Carbon fiber tripods are great, aren’t they? They’re slim on weight, and if they’re built well, are steady as an oak. Problem is, good ones can cost $600-$800 dollars, and unless you’re regularly shooting for cash, it’s hard to justify spending that kind of cheese.
So when Manfrotto asked me to check out their 290-series MT294C3 carbon fiber tripod ($250 legs only, $319 with 3-Way Pan/Tilt Head as I reviewed it) I pointed at them, stroked my mustache, and said, absolutely. Manfrotto’s a known name in the photo world, but would their new series of affordable carbon-hewn tripods be worthy of their pedigree? I set out to see.
A new report suggests that Apple is making deals in the carbon fiber business, possibly ahead of next year’s iPad launch.
Japanese site Macotakara can be a hit or miss source.
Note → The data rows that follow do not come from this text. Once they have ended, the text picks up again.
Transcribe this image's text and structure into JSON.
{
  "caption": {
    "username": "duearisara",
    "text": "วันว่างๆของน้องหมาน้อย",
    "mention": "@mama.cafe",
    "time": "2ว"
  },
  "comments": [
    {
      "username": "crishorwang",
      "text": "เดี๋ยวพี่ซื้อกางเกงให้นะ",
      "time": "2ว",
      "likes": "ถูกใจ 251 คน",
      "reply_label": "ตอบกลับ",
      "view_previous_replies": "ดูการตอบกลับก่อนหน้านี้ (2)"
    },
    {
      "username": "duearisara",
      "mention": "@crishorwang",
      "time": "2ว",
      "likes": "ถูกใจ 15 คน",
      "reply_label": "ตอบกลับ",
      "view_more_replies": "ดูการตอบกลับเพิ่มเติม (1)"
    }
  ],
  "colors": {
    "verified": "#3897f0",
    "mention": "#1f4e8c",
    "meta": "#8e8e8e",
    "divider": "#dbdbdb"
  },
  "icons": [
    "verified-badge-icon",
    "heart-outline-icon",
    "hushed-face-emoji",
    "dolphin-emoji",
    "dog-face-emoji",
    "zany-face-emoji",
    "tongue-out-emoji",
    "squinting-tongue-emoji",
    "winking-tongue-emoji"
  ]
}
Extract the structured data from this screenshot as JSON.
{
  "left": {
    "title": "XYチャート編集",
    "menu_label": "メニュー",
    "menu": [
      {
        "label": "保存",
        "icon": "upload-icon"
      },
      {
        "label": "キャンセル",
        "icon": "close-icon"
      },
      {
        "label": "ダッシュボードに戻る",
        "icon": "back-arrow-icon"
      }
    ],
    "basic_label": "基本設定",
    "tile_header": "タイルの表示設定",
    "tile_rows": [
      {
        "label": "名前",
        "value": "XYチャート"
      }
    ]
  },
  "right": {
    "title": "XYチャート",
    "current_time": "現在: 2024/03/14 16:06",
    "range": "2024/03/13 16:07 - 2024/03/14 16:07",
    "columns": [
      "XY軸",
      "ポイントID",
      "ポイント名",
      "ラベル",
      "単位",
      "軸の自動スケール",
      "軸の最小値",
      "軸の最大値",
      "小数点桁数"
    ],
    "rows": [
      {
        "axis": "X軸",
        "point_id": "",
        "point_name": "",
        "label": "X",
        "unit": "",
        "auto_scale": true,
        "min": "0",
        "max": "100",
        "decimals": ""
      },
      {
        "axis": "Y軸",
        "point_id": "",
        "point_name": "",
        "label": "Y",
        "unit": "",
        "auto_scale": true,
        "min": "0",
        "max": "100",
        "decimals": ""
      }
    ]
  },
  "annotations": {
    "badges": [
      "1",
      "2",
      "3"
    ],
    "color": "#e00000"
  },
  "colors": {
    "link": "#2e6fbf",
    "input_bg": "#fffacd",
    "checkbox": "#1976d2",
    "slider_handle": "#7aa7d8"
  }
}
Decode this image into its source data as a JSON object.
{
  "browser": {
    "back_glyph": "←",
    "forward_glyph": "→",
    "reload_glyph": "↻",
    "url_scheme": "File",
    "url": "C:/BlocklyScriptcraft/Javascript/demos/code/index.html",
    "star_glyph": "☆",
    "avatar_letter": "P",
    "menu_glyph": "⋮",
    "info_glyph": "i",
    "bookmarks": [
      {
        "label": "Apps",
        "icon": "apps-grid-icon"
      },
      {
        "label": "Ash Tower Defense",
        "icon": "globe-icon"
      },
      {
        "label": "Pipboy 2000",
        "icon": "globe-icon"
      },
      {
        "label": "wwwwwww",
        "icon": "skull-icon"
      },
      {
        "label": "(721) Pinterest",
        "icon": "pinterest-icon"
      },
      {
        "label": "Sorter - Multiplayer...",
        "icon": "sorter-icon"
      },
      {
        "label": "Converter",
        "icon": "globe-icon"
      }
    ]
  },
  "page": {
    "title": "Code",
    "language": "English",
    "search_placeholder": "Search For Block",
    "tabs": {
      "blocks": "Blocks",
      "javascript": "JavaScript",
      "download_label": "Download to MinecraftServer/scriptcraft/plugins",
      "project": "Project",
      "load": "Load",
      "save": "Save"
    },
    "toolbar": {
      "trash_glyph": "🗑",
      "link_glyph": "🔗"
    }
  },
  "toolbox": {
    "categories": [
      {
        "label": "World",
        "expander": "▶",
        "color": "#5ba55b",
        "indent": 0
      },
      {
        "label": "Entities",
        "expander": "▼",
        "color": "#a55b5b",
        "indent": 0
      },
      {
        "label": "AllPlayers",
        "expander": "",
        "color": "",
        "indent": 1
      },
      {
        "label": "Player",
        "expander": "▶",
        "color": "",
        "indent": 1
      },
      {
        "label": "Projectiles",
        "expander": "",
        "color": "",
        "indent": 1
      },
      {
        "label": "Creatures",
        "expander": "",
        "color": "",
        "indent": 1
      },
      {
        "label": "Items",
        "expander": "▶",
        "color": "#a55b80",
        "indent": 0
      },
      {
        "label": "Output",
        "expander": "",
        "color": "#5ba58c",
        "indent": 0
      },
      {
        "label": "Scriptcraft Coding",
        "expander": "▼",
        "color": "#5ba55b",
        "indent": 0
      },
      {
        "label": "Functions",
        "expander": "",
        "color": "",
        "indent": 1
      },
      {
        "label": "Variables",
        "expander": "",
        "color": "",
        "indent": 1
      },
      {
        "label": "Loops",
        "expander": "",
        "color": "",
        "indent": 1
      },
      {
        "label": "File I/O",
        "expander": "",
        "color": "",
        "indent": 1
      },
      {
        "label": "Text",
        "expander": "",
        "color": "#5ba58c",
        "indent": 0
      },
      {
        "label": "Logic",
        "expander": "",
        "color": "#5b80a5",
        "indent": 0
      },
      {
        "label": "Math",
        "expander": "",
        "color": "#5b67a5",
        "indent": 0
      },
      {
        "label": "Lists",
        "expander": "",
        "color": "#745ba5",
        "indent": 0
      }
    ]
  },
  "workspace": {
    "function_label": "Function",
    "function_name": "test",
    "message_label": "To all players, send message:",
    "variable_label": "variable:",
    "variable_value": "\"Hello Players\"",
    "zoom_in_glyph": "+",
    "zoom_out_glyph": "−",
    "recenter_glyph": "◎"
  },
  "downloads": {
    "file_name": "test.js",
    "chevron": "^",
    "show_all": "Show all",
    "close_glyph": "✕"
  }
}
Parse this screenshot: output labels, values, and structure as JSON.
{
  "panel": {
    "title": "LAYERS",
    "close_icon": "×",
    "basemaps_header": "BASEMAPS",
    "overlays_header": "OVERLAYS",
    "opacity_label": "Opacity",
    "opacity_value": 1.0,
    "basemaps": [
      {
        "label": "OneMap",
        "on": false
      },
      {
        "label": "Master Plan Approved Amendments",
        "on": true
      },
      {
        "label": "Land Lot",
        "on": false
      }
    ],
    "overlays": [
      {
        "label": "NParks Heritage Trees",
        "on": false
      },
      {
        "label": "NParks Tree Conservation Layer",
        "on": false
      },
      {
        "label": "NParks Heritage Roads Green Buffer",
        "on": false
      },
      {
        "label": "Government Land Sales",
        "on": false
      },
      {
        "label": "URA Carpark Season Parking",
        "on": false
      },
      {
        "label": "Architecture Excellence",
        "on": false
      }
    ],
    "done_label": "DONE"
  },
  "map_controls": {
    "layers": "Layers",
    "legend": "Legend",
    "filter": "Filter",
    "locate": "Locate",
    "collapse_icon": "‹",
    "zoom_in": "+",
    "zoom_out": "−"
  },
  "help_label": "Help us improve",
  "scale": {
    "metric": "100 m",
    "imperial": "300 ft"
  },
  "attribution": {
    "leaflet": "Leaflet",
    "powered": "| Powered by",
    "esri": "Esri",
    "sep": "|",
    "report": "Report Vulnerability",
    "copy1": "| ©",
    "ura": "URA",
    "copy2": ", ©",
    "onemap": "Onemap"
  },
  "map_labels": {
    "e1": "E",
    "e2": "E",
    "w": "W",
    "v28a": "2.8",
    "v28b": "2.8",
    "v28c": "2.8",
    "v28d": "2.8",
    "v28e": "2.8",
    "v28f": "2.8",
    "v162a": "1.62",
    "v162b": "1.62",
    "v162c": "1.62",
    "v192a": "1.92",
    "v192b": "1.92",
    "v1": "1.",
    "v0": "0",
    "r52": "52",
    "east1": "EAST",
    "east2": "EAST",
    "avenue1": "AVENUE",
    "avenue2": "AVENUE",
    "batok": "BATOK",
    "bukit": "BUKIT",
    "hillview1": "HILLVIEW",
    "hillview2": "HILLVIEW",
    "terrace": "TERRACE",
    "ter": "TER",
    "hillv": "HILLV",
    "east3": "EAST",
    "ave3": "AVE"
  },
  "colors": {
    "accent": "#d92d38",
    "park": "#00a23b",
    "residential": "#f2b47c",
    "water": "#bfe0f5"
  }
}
They were one of the first sites to leak images of what would prove to be the iPhone 5’s new display, but they habe also said that the new iPod nanos would have WiFi and that Apple’s making a Galaxy Note like phablet. So their rumors need to be taken with a grain of salt.
Now Macotakara is reporting that an anonymous source is telling them that Apple is buying huge amounts of carbon fiber. This makes sense, as Apple has shown a lot of interest in carbon fiber in the past, patenting an iPad design made out of the stuff and making key hires with the expertise necessary to mass produce carbon fiber gadgets.
By using carbon fiber for future devices, Apple could create products that weigh significantly less than the aluminum and stainless steel devices they produce today, but be just as sturdy. So it’s obvious Apple’s got a lot to gain by making this switch. The question is when it will happen? In time for next year’s iPad debut, or is carbon fiber still far off in the future?
The hiring of a Senior Composites Engineer at Apple has fuelled more speculation that the company could move away from aluminum for building future devices, choosing to use carbon fiber instead. Kevin Kenny began work at the Cupertino campus this month after spending 14 years building carbon fiber bicycles for Kestral Bicycles, where he was the President and CEO.
This isn’t the first time Kenny has worked with Apple; a patent called “Reinforced Device Housing” filed by the company in 2009 had Kenny’s name on it, and depicted an outer casing for electronic devices made from ultra-strong carbon fiber. The patent reveals Kenny was clearly working with Apple for a long time before he became a full-time employee.
The rationale behind Apple’s unibody aluminum housings isn’t just aesthetic appeal: it’s also sturdiness. Unibody aluminum adds a bit of heft to an ultra-thin Apple portable, but it makes that device also harder to break despite its thinness.
There’s always room for improvement though, and if a new patent published by the USPTO is anything to go by, future iPads might trade in their aluminum shell for ultra-strong carbon fiber.